Noma’s closure brings many of the restaurant industry’s long-standing flaws into sharp focus. The “angry chef” template is familiar to nearly anyone who’s worked in a restaurant kitchen, and Redzepi himself has written about his unacceptable workplace behavior. Despite the therapy he sought to temper his rage in the kitchen, it seems he couldn’t find a middle ground between unpaid 16-hour workdays and the utopian restaurant ideal wherein he pays workers  “enough to afford children, a car and a house in the suburbs,” as he told the Times. Scandals and investigations at top restaurants around the country like Blue Hill, Willows Inn, and Eleven Madison Park make it clear that Redzepi was not the only chef overseeing an untenable workplace for employees. In its current form, much of haute cuisine relies heavily on an unsavory mix of unpaid labor and some level of intimidation.

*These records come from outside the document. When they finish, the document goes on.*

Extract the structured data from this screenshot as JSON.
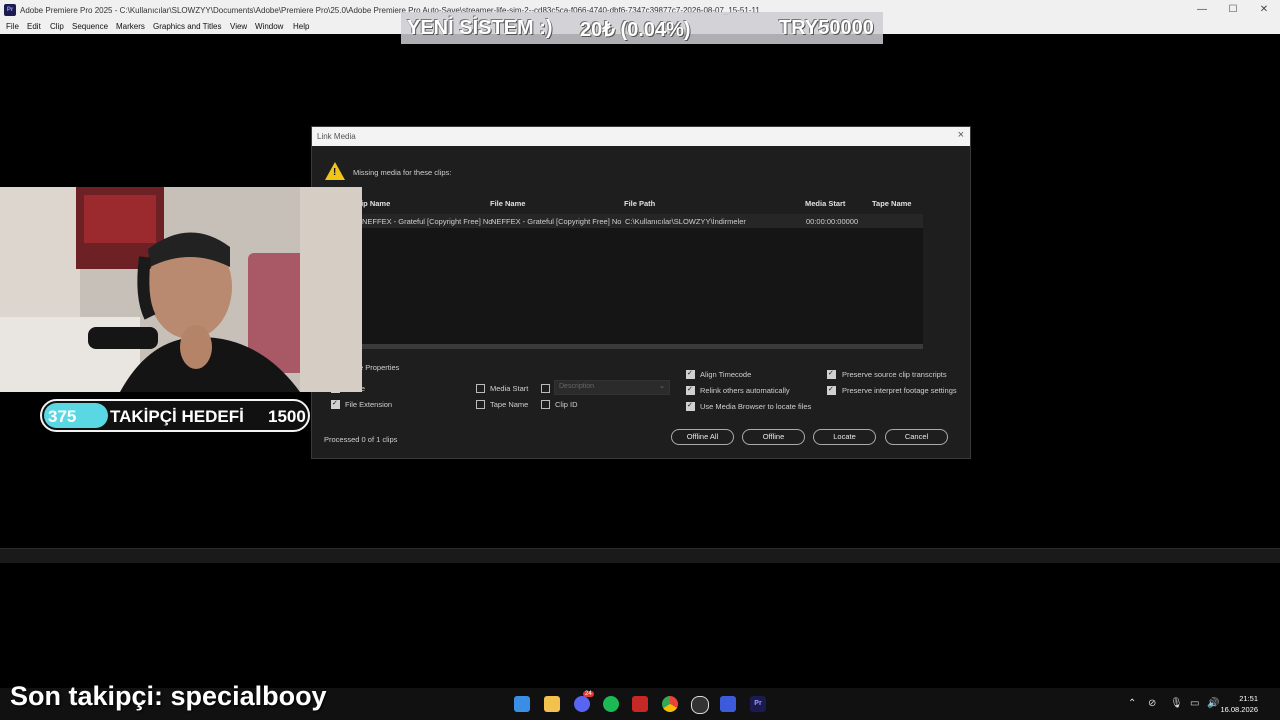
{
  "window": {
    "title": "Adobe Premiere Pro 2025 - C:\\Kullanıcılar\\SLOWZYY\\Documents\\Adobe\\Premiere Pro\\25.0\\Adobe Premiere Pro Auto-Save\\streamer-life-sim-2--cd83c5ca-f066-4740-dbf6-7347c39877c7-2026-08-07_15-51-11",
    "app_icon": "Pr"
  },
  "menu": [
    "File",
    "Edit",
    "Clip",
    "Sequence",
    "Markers",
    "Graphics and Titles",
    "View",
    "Window",
    "Help"
  ],
  "donation_bar": {
    "label": "YENİ SİSTEM :)",
    "amount": "20₺ (0.04%)",
    "goal": "TRY50000"
  },
  "dialog": {
    "title": "Link Media",
    "close": "×",
    "warning_text": "Missing media for these clips:",
    "columns": [
      "lip Name",
      "File Name",
      "File Path",
      "Media Start",
      "Tape Name"
    ],
    "rows": [
      {
        "clip_name": "NEFFEX - Grateful [Copyright Free] No",
        "file_name": "NEFFEX - Grateful [Copyright Free] No",
        "file_path": "C:\\Kullanıcılar\\SLOWZYY\\İndirmeler",
        "media_start": "00:00:00:00000",
        "tape_name": ""
      }
    ],
    "match_section_label": "e Properties",
    "match_options": [
      {
        "label": "Name",
        "checked": true
      },
      {
        "label": "File Extension",
        "checked": true
      },
      {
        "label": "Media Start",
        "checked": false
      },
      {
        "label": "Tape Name",
        "checked": false
      },
      {
        "label": "Description",
        "checked": false
      },
      {
        "label": "Clip ID",
        "checked": false
      }
    ],
    "description_placeholder": "Description",
    "right_options": [
      {
        "label": "Align Timecode",
        "checked": true
      },
      {
        "label": "Relink others automatically",
        "checked": true
      },
      {
        "label": "Use Media Browser to locate files",
        "checked": true
      },
      {
        "label": "Preserve source clip transcripts",
        "checked": true
      },
      {
        "label": "Preserve interpret footage settings",
        "checked": true
      }
    ],
    "status": "Processed 0 of 1 clips",
    "buttons": [
      "Offline All",
      "Offline",
      "Locate",
      "Cancel"
    ]
  },
  "follower_goal": {
    "current": "375",
    "label": "TAKİPÇİ HEDEFİ",
    "target": "1500"
  },
  "last_follower": "Son takipçi: specialbooy",
  "taskbar": {
    "icons": [
      "windows-start-icon",
      "file-explorer-icon",
      "discord-icon",
      "spotify-icon",
      "steam-like-icon",
      "chrome-icon",
      "obs-icon",
      "app-icon",
      "premiere-icon"
    ],
    "discord_badge": "24",
    "time": "21:51",
    "date": "16.08.2026"
  },
  "colors": {
    "accent_goal": "#59d8e4",
    "warning": "#f0c419",
    "dialog_bg": "#1e1e1e"
  }
}
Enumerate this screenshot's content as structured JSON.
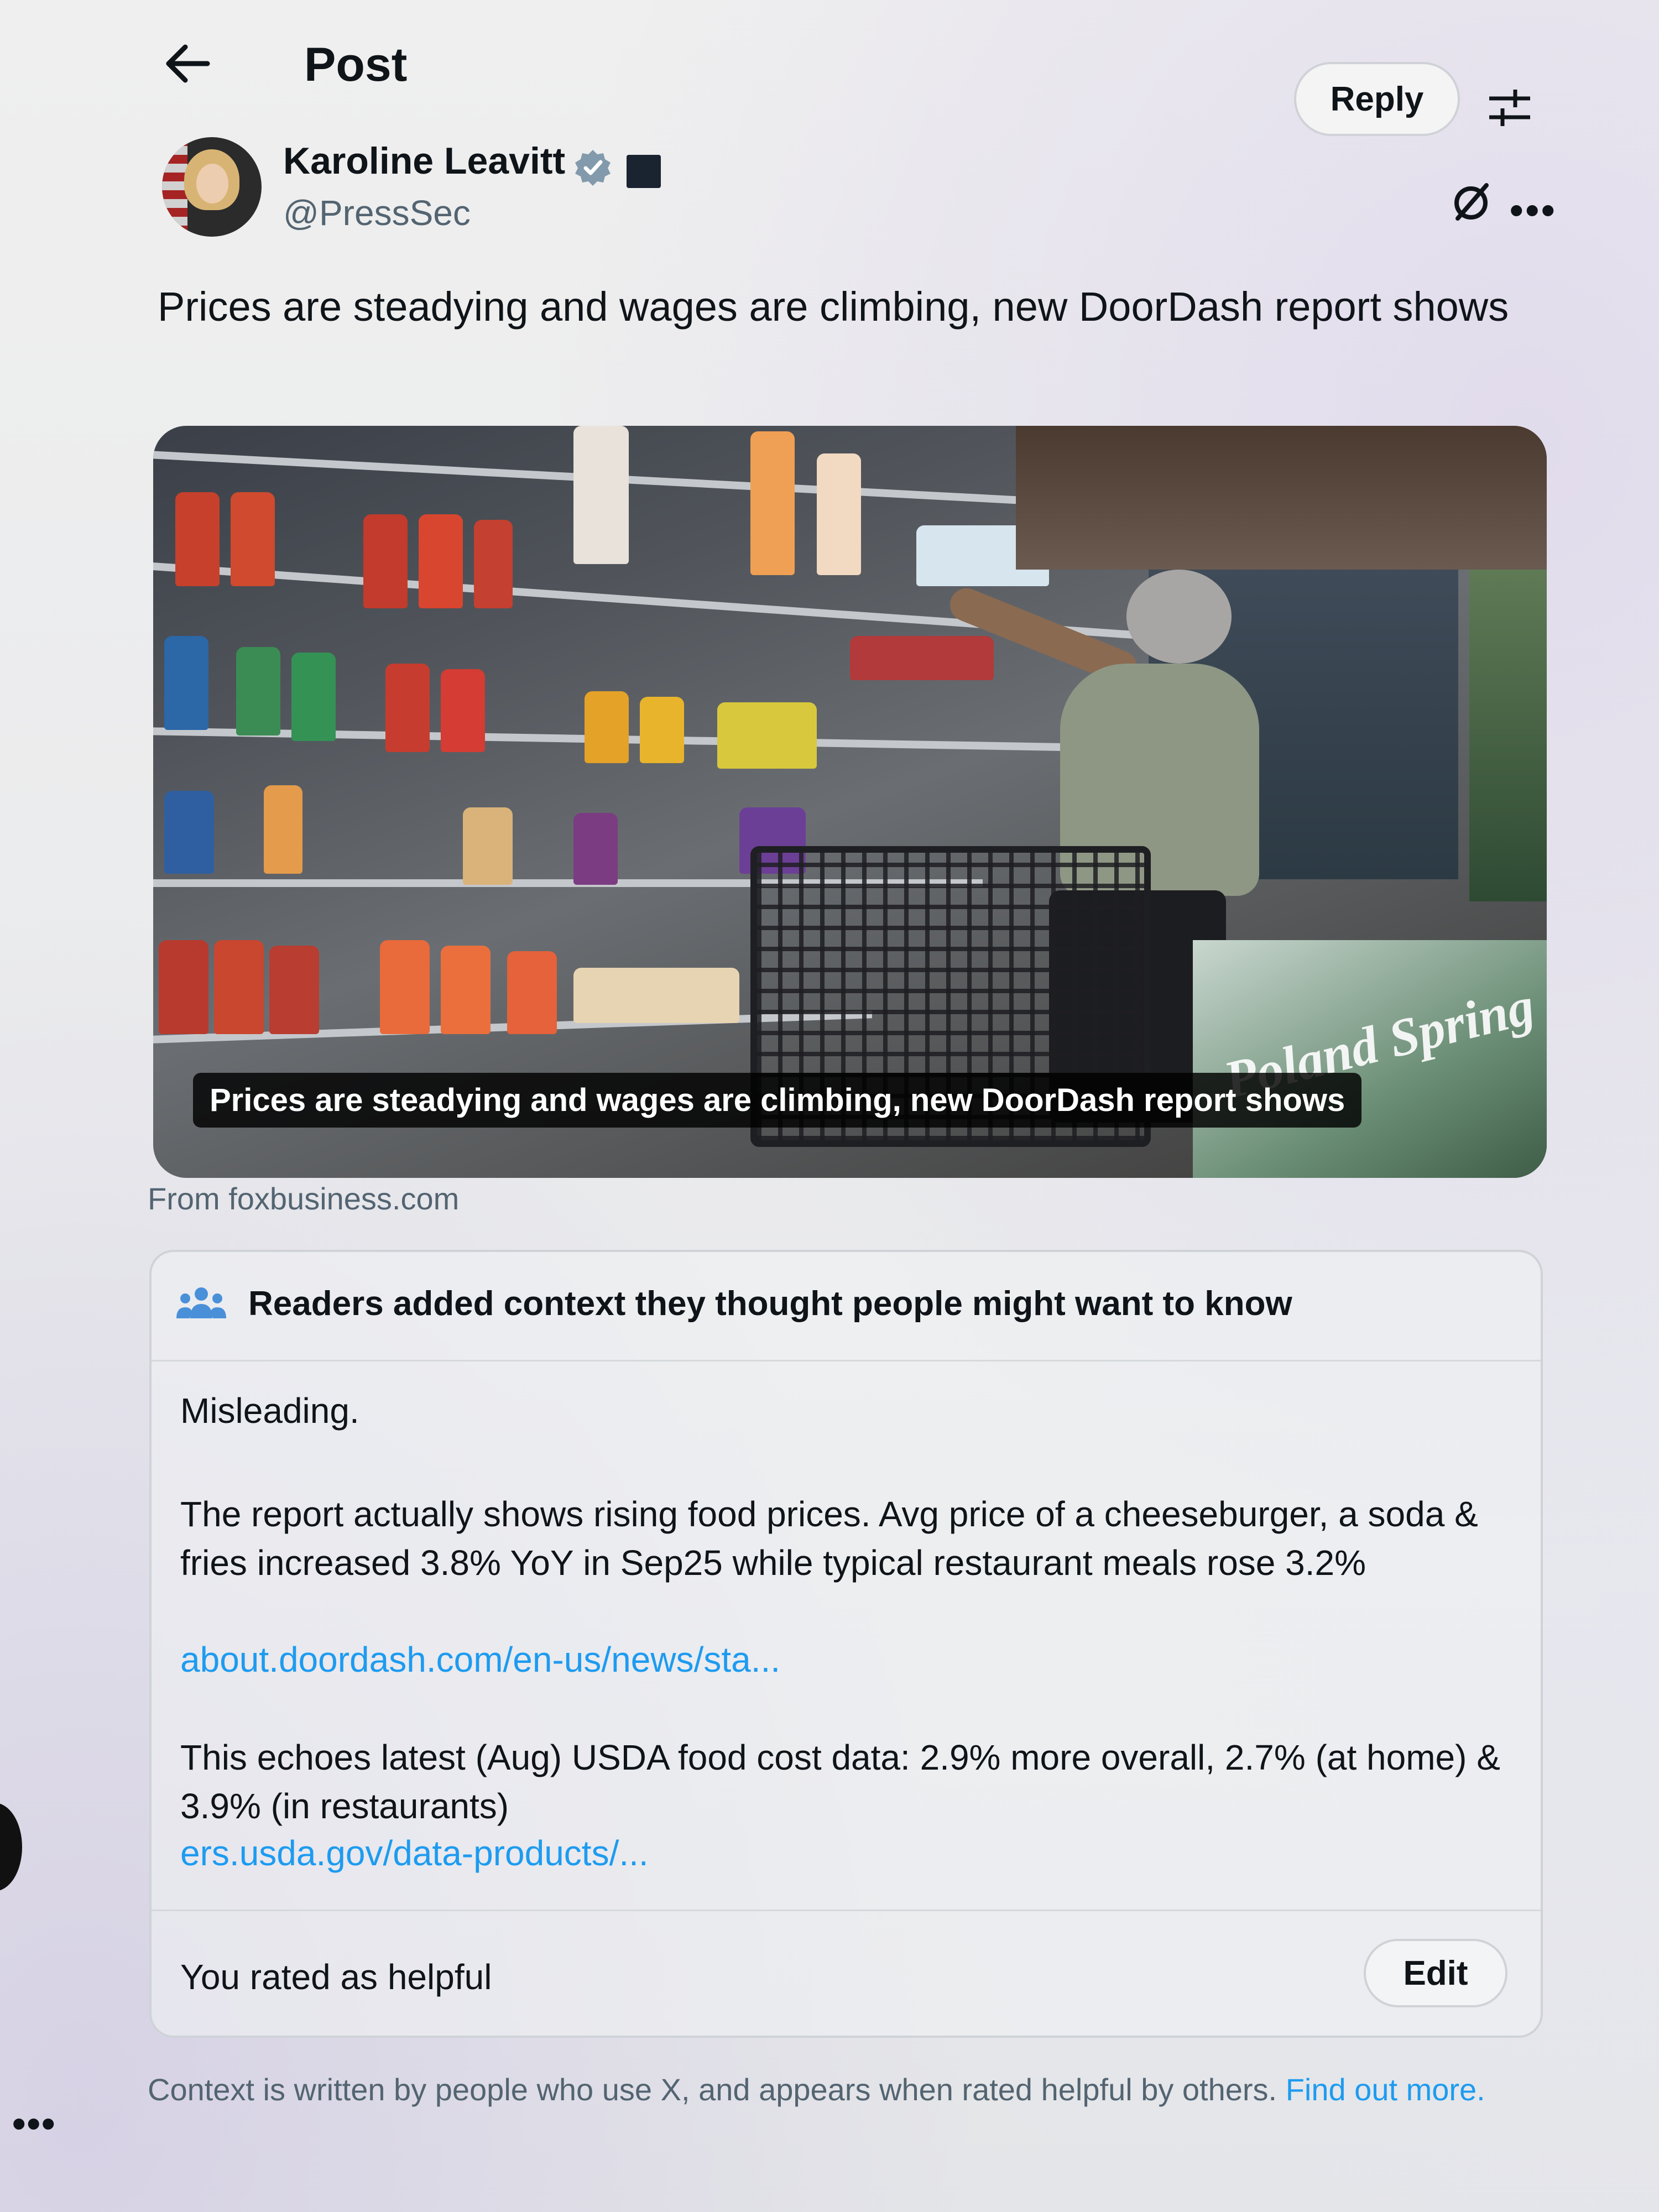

While Noma—the restaurant—is closing its doors in 2024, the culinary braintrust will be reincarnated in what Redzepi is calling “Noma 3.0.” The Noma test kitchen will develop new products and dishes to sell on an e-commerce platform and occasionally open up as a pop-up restaurant. It’s certainly not the last we’ll be hearing of Redzepi and his team, as they branch out into new-to-them territory. But as Redzepi wrote in the closure announcement, “Serving guests will still be a part of who we are, but being a restaurant will no longer define us.”

Noma will continue to operate as a pop-up restaurant and food lab after it closes for regular service in 2024.


By Sam Stone | Bonappetit